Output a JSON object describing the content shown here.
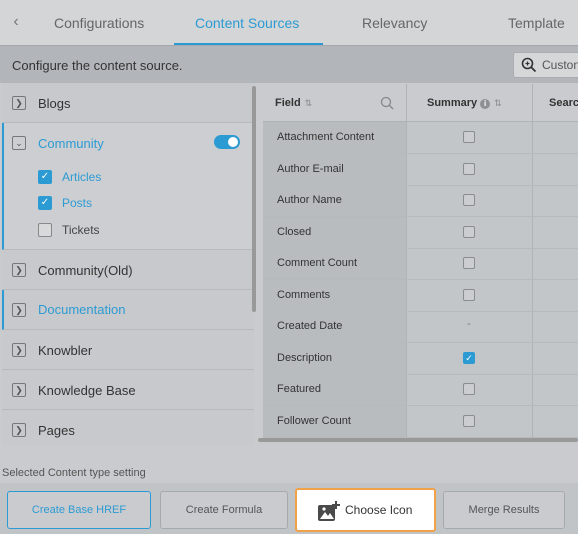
{
  "tabs": {
    "back_icon": "chevron-left-icon",
    "items": [
      {
        "label": "Configurations"
      },
      {
        "label": "Content Sources"
      },
      {
        "label": "Relevancy"
      },
      {
        "label": "Template"
      }
    ],
    "active_index": 1
  },
  "config_bar": {
    "text": "Configure the content source.",
    "custom_button_label": "Custon"
  },
  "sources": {
    "items": [
      {
        "label": "Blogs"
      },
      {
        "label": "Community",
        "expanded": true,
        "enabled": true,
        "children": [
          {
            "label": "Articles",
            "checked": true
          },
          {
            "label": "Posts",
            "checked": true
          },
          {
            "label": "Tickets",
            "checked": false
          }
        ]
      },
      {
        "label": "Community(Old)"
      },
      {
        "label": "Documentation"
      },
      {
        "label": "Knowbler"
      },
      {
        "label": "Knowledge Base"
      },
      {
        "label": "Pages"
      }
    ]
  },
  "table": {
    "headers": {
      "field": "Field",
      "summary": "Summary",
      "search": "Searc"
    },
    "rows": [
      {
        "field": "Attachment Content",
        "summary": "unchecked"
      },
      {
        "field": "Author E-mail",
        "summary": "unchecked"
      },
      {
        "field": "Author Name",
        "summary": "unchecked"
      },
      {
        "field": "Closed",
        "summary": "unchecked"
      },
      {
        "field": "Comment Count",
        "summary": "unchecked"
      },
      {
        "field": "Comments",
        "summary": "unchecked"
      },
      {
        "field": "Created Date",
        "summary": "-"
      },
      {
        "field": "Description",
        "summary": "checked"
      },
      {
        "field": "Featured",
        "summary": "unchecked"
      },
      {
        "field": "Follower Count",
        "summary": "unchecked"
      }
    ]
  },
  "bottom": {
    "section_label": "Selected Content type setting",
    "buttons": {
      "create_base_href": "Create Base HREF",
      "create_formula": "Create Formula",
      "choose_icon": "Choose Icon",
      "merge_results": "Merge Results"
    }
  },
  "colors": {
    "accent": "#2d9bd3",
    "highlight": "#f0a24a"
  }
}
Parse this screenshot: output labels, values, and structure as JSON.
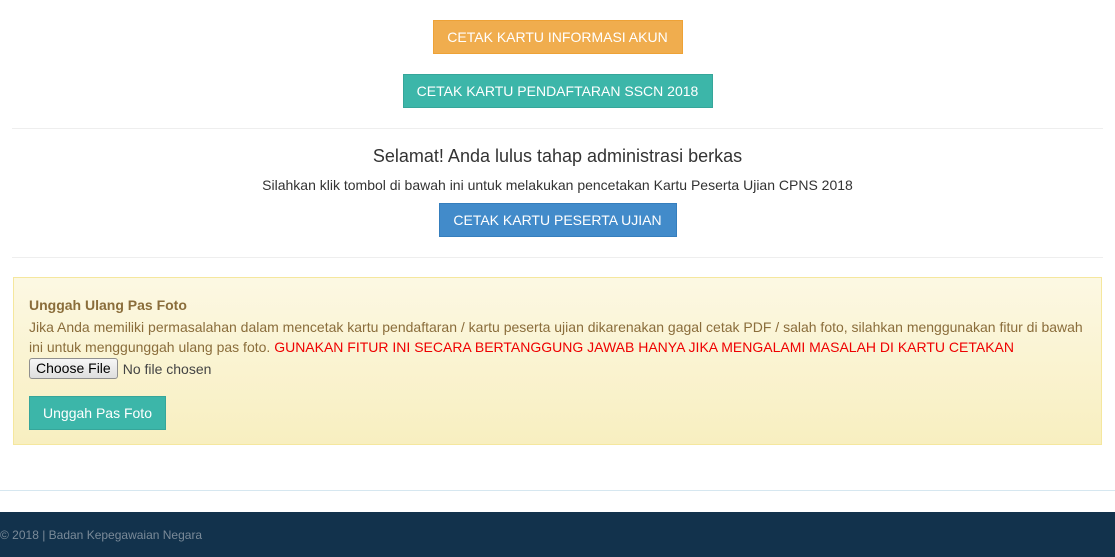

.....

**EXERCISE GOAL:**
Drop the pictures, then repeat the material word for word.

**RESPONSE BOX:**
Output a JSON object describing the content shown here.
{
  "tabs": {
    "back_icon": "chevron-left-icon",
    "items": [
      {
        "label": "Configurations"
      },
      {
        "label": "Content Sources"
      },
      {
        "label": "Relevancy"
      },
      {
        "label": "Template"
      }
    ],
    "active_index": 1
  },
  "config_bar": {
    "text": "Configure the content source.",
    "custom_button_label": "Custon"
  },
  "sources": {
    "items": [
      {
        "label": "Blogs"
      },
      {
        "label": "Community",
        "expanded": true,
        "enabled": true,
        "children": [
          {
            "label": "Articles",
            "checked": true
          },
          {
            "label": "Posts",
            "checked": true
          },
          {
            "label": "Tickets",
            "checked": false
          }
        ]
      },
      {
        "label": "Community(Old)"
      },
      {
        "label": "Documentation"
      },
      {
        "label": "Knowbler"
      },
      {
        "label": "Knowledge Base"
      },
      {
        "label": "Pages"
      }
    ]
  },
  "table": {
    "headers": {
      "field": "Field",
      "summary": "Summary",
      "search": "Searc"
    },
    "rows": [
      {
        "field": "Attachment Content",
        "summary": "unchecked"
      },
      {
        "field": "Author E-mail",
        "summary": "unchecked"
      },
      {
        "field": "Author Name",
        "summary": "unchecked"
      },
      {
        "field": "Closed",
        "summary": "unchecked"
      },
      {
        "field": "Comment Count",
        "summary": "unchecked"
      },
      {
        "field": "Comments",
        "summary": "unchecked"
      },
      {
        "field": "Created Date",
        "summary": "-"
      },
      {
        "field": "Description",
        "summary": "checked"
      },
      {
        "field": "Featured",
        "summary": "unchecked"
      },
      {
        "field": "Follower Count",
        "summary": "unchecked"
      }
    ]
  },
  "bottom": {
    "section_label": "Selected Content type setting",
    "buttons": {
      "create_base_href": "Create Base HREF",
      "create_formula": "Create Formula",
      "choose_icon": "Choose Icon",
      "merge_results": "Merge Results"
    }
  },
  "colors": {
    "accent": "#2d9bd3",
    "highlight": "#f0a24a"
  }
}
Parse this screenshot: output labels, values, and structure as JSON.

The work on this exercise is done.